● Problem description: In the listing below, locate the lines that hold "project" and copy them.

========================================

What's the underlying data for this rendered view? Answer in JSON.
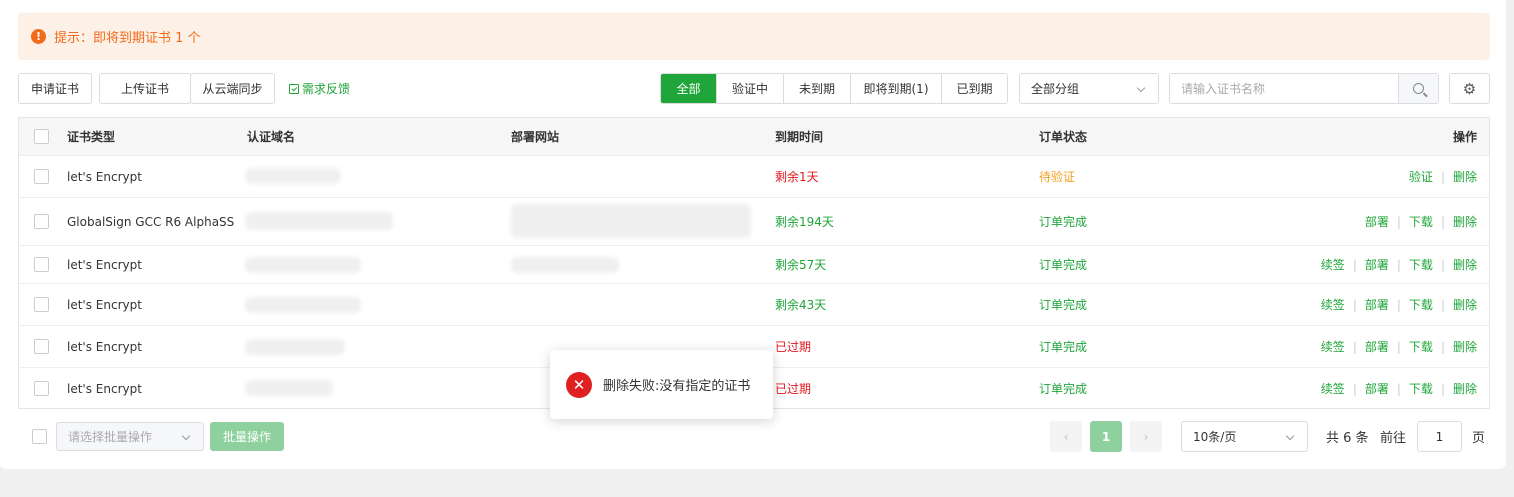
{
  "alert": {
    "icon": "warning-icon",
    "text": "提示：即将到期证书 1 个"
  },
  "toolbar": {
    "apply_label": "申请证书",
    "upload_label": "上传证书",
    "sync_label": "从云端同步",
    "feedback_label": "需求反馈",
    "filters": [
      "全部",
      "验证中",
      "未到期",
      "即将到期(1)",
      "已到期"
    ],
    "active_filter": "全部",
    "group_select": "全部分组",
    "search_placeholder": "请输入证书名称"
  },
  "table": {
    "headers": [
      "证书类型",
      "认证域名",
      "部署网站",
      "到期时间",
      "订单状态",
      "操作"
    ],
    "rows": [
      {
        "type": "let's Encrypt",
        "expiry": "剩余1天",
        "expiry_color": "red",
        "status": "待验证",
        "status_color": "orange",
        "actions": [
          "验证",
          "删除"
        ]
      },
      {
        "type": "GlobalSign GCC R6 AlphaSSL",
        "expiry": "剩余194天",
        "expiry_color": "green",
        "status": "订单完成",
        "status_color": "green",
        "actions": [
          "部署",
          "下载",
          "删除"
        ]
      },
      {
        "type": "let's Encrypt",
        "expiry": "剩余57天",
        "expiry_color": "green",
        "status": "订单完成",
        "status_color": "green",
        "actions": [
          "续签",
          "部署",
          "下载",
          "删除"
        ]
      },
      {
        "type": "let's Encrypt",
        "expiry": "剩余43天",
        "expiry_color": "green",
        "status": "订单完成",
        "status_color": "green",
        "actions": [
          "续签",
          "部署",
          "下载",
          "删除"
        ]
      },
      {
        "type": "let's Encrypt",
        "expiry": "已过期",
        "expiry_color": "red",
        "status": "订单完成",
        "status_color": "green",
        "actions": [
          "续签",
          "部署",
          "下载",
          "删除"
        ]
      },
      {
        "type": "let's Encrypt",
        "expiry": "已过期",
        "expiry_color": "red",
        "status": "订单完成",
        "status_color": "green",
        "actions": [
          "续签",
          "部署",
          "下载",
          "删除"
        ]
      }
    ]
  },
  "toast": {
    "icon": "error-icon",
    "message": "删除失败:没有指定的证书"
  },
  "footer": {
    "batch_placeholder": "请选择批量操作",
    "batch_button": "批量操作",
    "current_page": "1",
    "page_size": "10条/页",
    "total_text": "共 6 条",
    "goto_label": "前往",
    "goto_value": "1",
    "page_unit": "页"
  },
  "colors": {
    "accent": "#20a53a",
    "danger": "#e0191f",
    "warning": "#f0a020",
    "alert_bg": "#fdf0e6",
    "alert_text": "#f26b1d"
  }
}
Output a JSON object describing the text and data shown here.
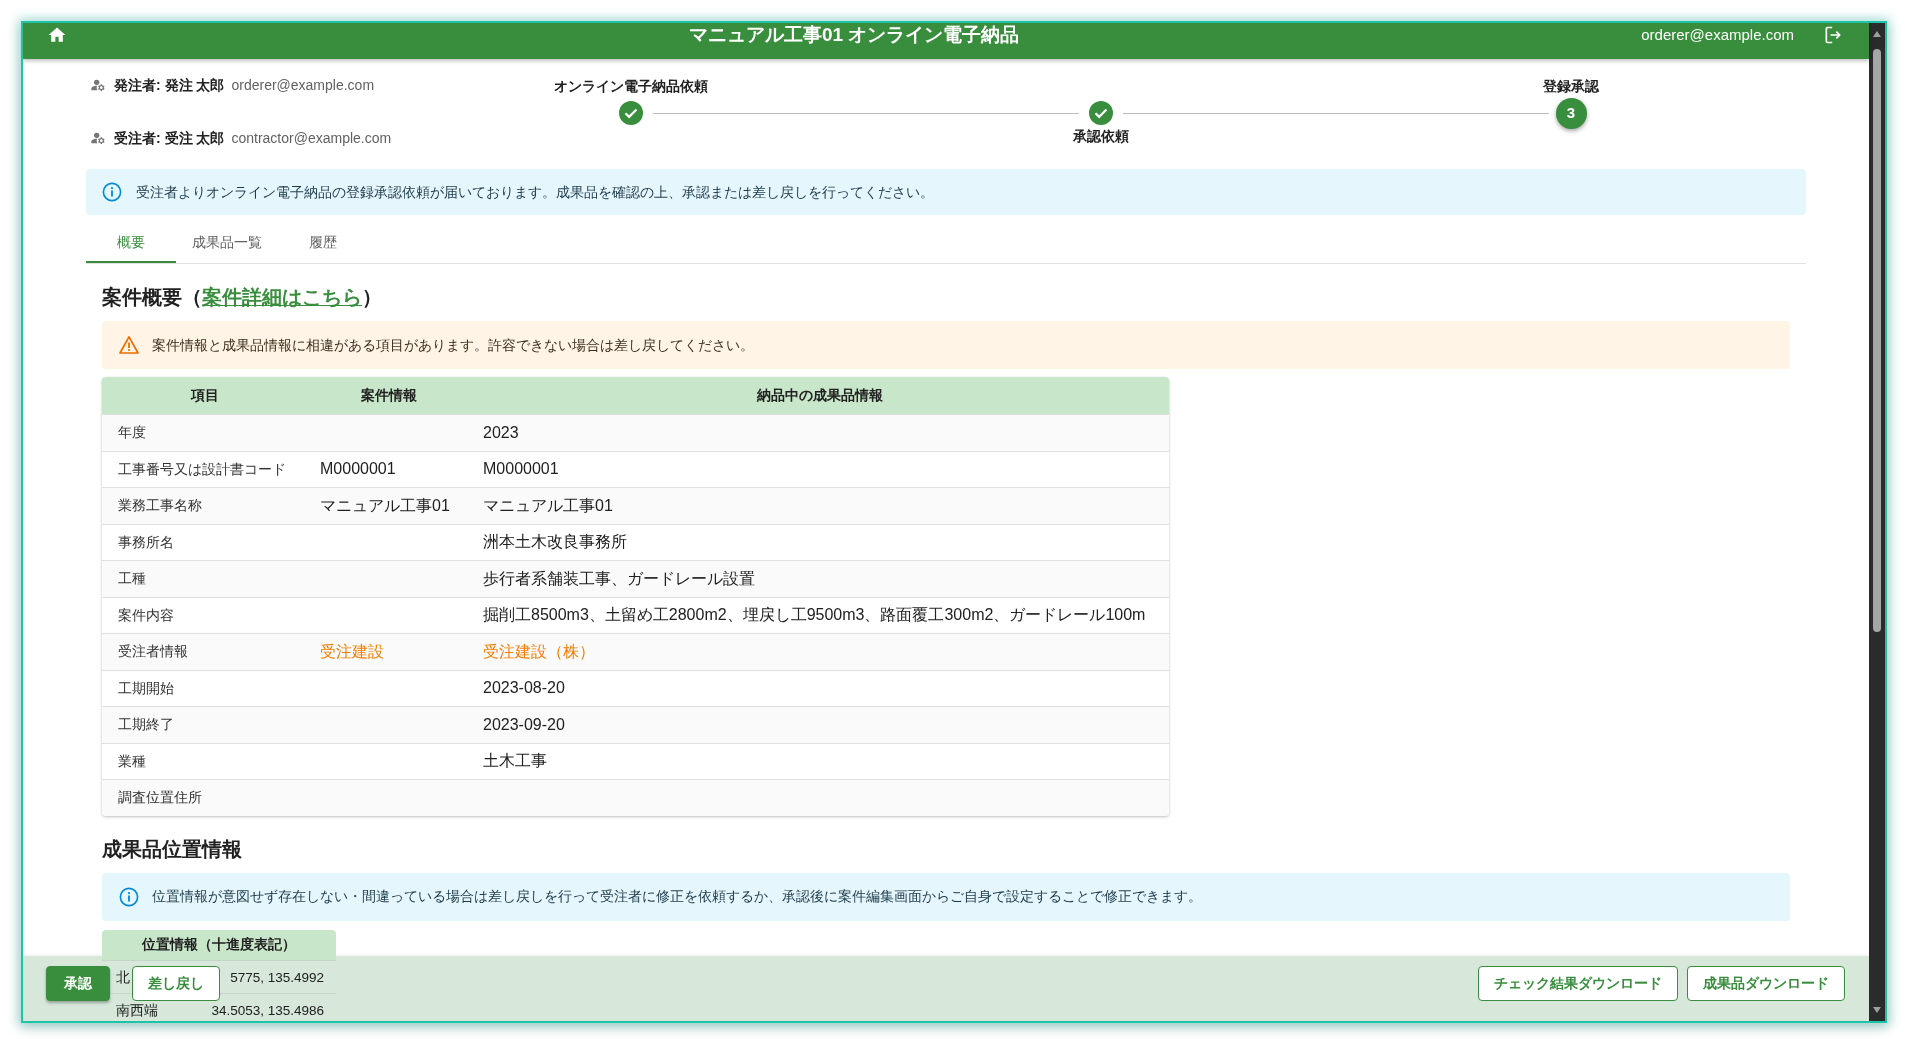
{
  "header": {
    "title": "マニュアル工事01 オンライン電子納品",
    "user_email": "orderer@example.com"
  },
  "parties": [
    {
      "label": "発注者: 発注 太郎",
      "email": "orderer@example.com"
    },
    {
      "label": "受注者: 受注 太郎",
      "email": "contractor@example.com"
    }
  ],
  "stepper": {
    "steps": [
      {
        "label": "オンライン電子納品依頼",
        "completed": true
      },
      {
        "label": "承認依頼",
        "completed": true
      },
      {
        "label": "登録承認",
        "completed": false,
        "number": "3"
      }
    ]
  },
  "notice": {
    "message": "受注者よりオンライン電子納品の登録承認依頼が届いております。成果品を確認の上、承認または差し戻しを行ってください。"
  },
  "tabs": [
    {
      "label": "概要",
      "selected": true
    },
    {
      "label": "成果品一覧",
      "selected": false
    },
    {
      "label": "履歴",
      "selected": false
    }
  ],
  "summary": {
    "heading": {
      "prefix": "案件概要（",
      "link": "案件詳細はこちら",
      "suffix": "）"
    },
    "warning": "案件情報と成果品情報に相違がある項目があります。許容できない場合は差し戻してください。",
    "table": {
      "columns": [
        "項目",
        "案件情報",
        "納品中の成果品情報"
      ],
      "rows": [
        {
          "item": "年度",
          "delivered": "2023",
          "mismatch": false
        },
        {
          "item": "工事番号又は設計書コード",
          "project": "M0000001",
          "delivered": "M0000001",
          "mismatch": false
        },
        {
          "item": "業務工事名称",
          "project": "マニュアル工事01",
          "delivered": "マニュアル工事01",
          "mismatch": false
        },
        {
          "item": "事務所名",
          "delivered": "洲本土木改良事務所",
          "mismatch": false
        },
        {
          "item": "工種",
          "delivered": "歩行者系舗装工事、ガードレール設置",
          "mismatch": false
        },
        {
          "item": "案件内容",
          "delivered": "掘削工8500m3、土留め工2800m2、埋戻し工9500m3、路面覆工300m2、ガードレール100m",
          "mismatch": false
        },
        {
          "item": "受注者情報",
          "project": "受注建設",
          "delivered": "受注建設（株）",
          "mismatch": true
        },
        {
          "item": "工期開始",
          "delivered": "2023-08-20",
          "mismatch": false
        },
        {
          "item": "工期終了",
          "delivered": "2023-09-20",
          "mismatch": false
        },
        {
          "item": "業種",
          "delivered": "土木工事",
          "mismatch": false
        },
        {
          "item": "調査位置住所"
        }
      ]
    }
  },
  "location": {
    "heading": "成果品位置情報",
    "info": "位置情報が意図せず存在しない・間違っている場合は差し戻しを行って受注者に修正を依頼するか、承認後に案件編集画面からご自身で設定することで修正できます。",
    "table": {
      "columns": [
        "位置情報（十進度表記）"
      ],
      "rows": [
        {
          "label": "北",
          "value": "5775, 135.4992"
        },
        {
          "label": "南西端",
          "value": "34.5053, 135.4986"
        }
      ]
    }
  },
  "action_bar": {
    "left_buttons": [
      {
        "label": "承認",
        "kind": "primary"
      },
      {
        "label": "差し戻し",
        "kind": "outline"
      }
    ],
    "right_buttons": [
      {
        "label": "チェック結果ダウンロード",
        "kind": "outline"
      },
      {
        "label": "成果品ダウンロード",
        "kind": "outline"
      }
    ]
  }
}
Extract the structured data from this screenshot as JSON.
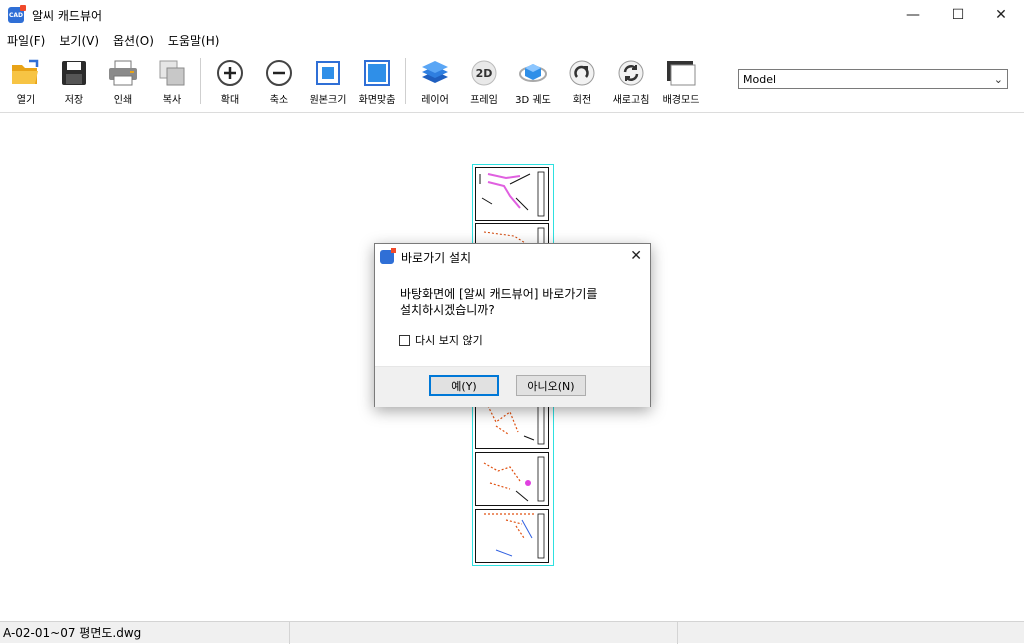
{
  "window": {
    "title": "알씨 캐드뷰어",
    "controls": {
      "minimize": "—",
      "maximize": "☐",
      "close": "✕"
    }
  },
  "menu": [
    {
      "label": "파일(F)"
    },
    {
      "label": "보기(V)"
    },
    {
      "label": "옵션(O)"
    },
    {
      "label": "도움말(H)"
    }
  ],
  "toolbar": {
    "buttons": [
      {
        "label": "열기",
        "icon": "folder-open-icon"
      },
      {
        "label": "저장",
        "icon": "floppy-disk-icon"
      },
      {
        "label": "인쇄",
        "icon": "printer-icon"
      },
      {
        "label": "복사",
        "icon": "copy-icon"
      },
      {
        "label": "확대",
        "icon": "zoom-in-icon"
      },
      {
        "label": "축소",
        "icon": "zoom-out-icon"
      },
      {
        "label": "원본크기",
        "icon": "original-size-icon"
      },
      {
        "label": "화면맞춤",
        "icon": "fit-screen-icon"
      },
      {
        "label": "레이어",
        "icon": "layers-icon"
      },
      {
        "label": "프레임",
        "icon": "frame-2d-icon",
        "glyph": "2D"
      },
      {
        "label": "3D 궤도",
        "icon": "orbit-3d-icon"
      },
      {
        "label": "회전",
        "icon": "rotate-icon"
      },
      {
        "label": "새로고침",
        "icon": "refresh-icon"
      },
      {
        "label": "배경모드",
        "icon": "background-mode-icon"
      }
    ],
    "layout_select": {
      "value": "Model",
      "chevron": "⌄"
    }
  },
  "dialog": {
    "title": "바로가기 설치",
    "close": "✕",
    "message_line1": "바탕화면에 [알씨 캐드뷰어] 바로가기를",
    "message_line2": "설치하시겠습니까?",
    "checkbox_label": "다시 보지 않기",
    "checkbox_checked": false,
    "yes_label": "예(Y)",
    "no_label": "아니오(N)"
  },
  "status": {
    "filename": "A-02-01~07 평면도.dwg"
  },
  "colors": {
    "accent": "#0078d7",
    "drawing_border": "#2ee0e0",
    "app_icon_blue": "#2f6fd6",
    "app_icon_red": "#f04a2b"
  }
}
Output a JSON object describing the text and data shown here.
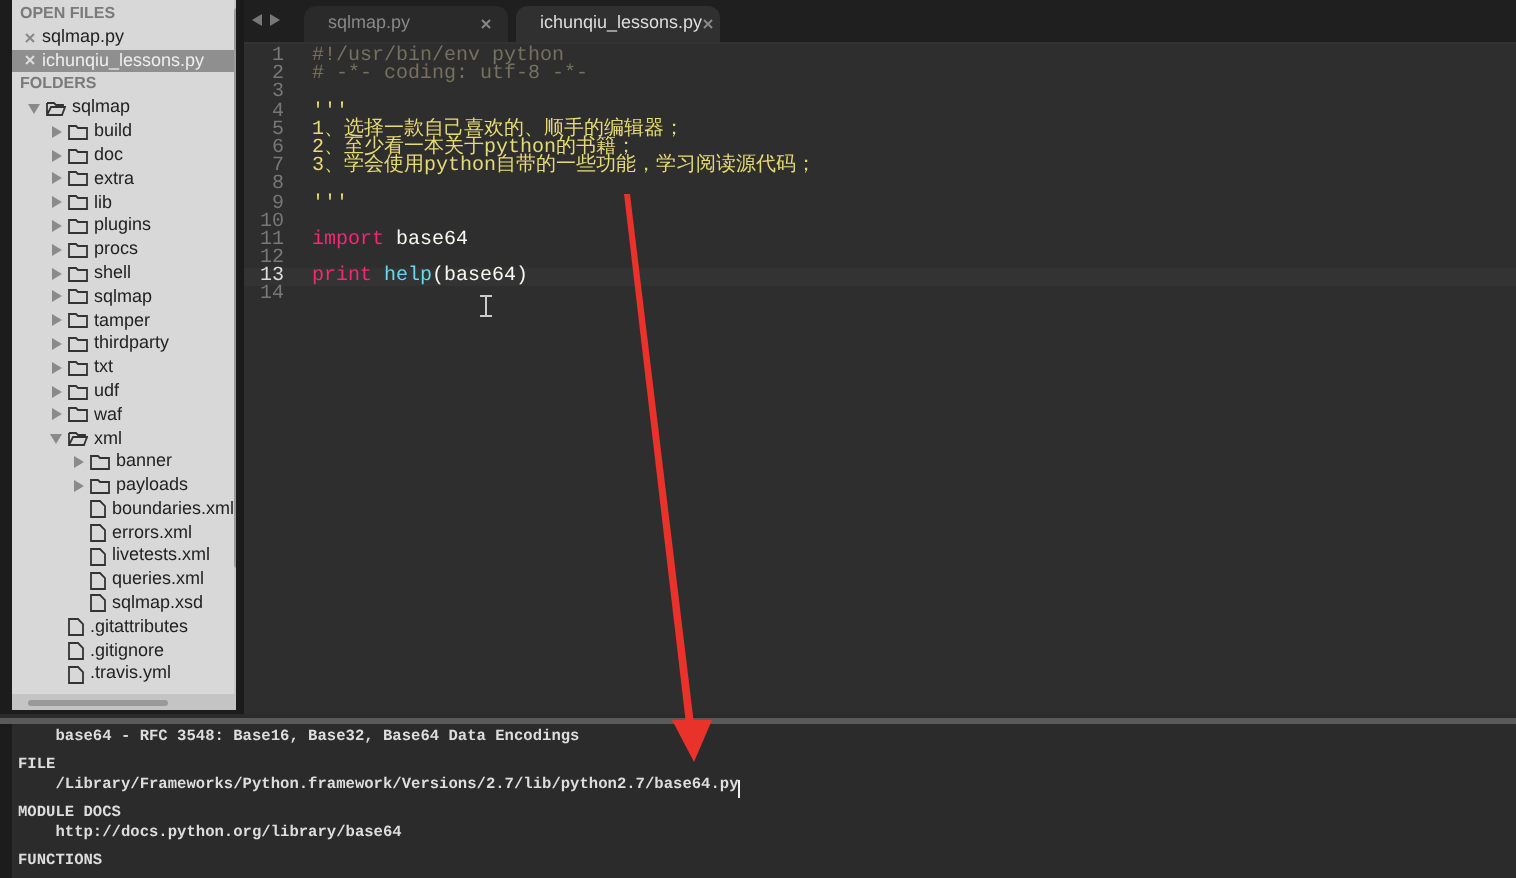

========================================

● Result for this task:
          "project": "M0000001",
          "project": "マニュアル工事01",
          "project": "受注建設",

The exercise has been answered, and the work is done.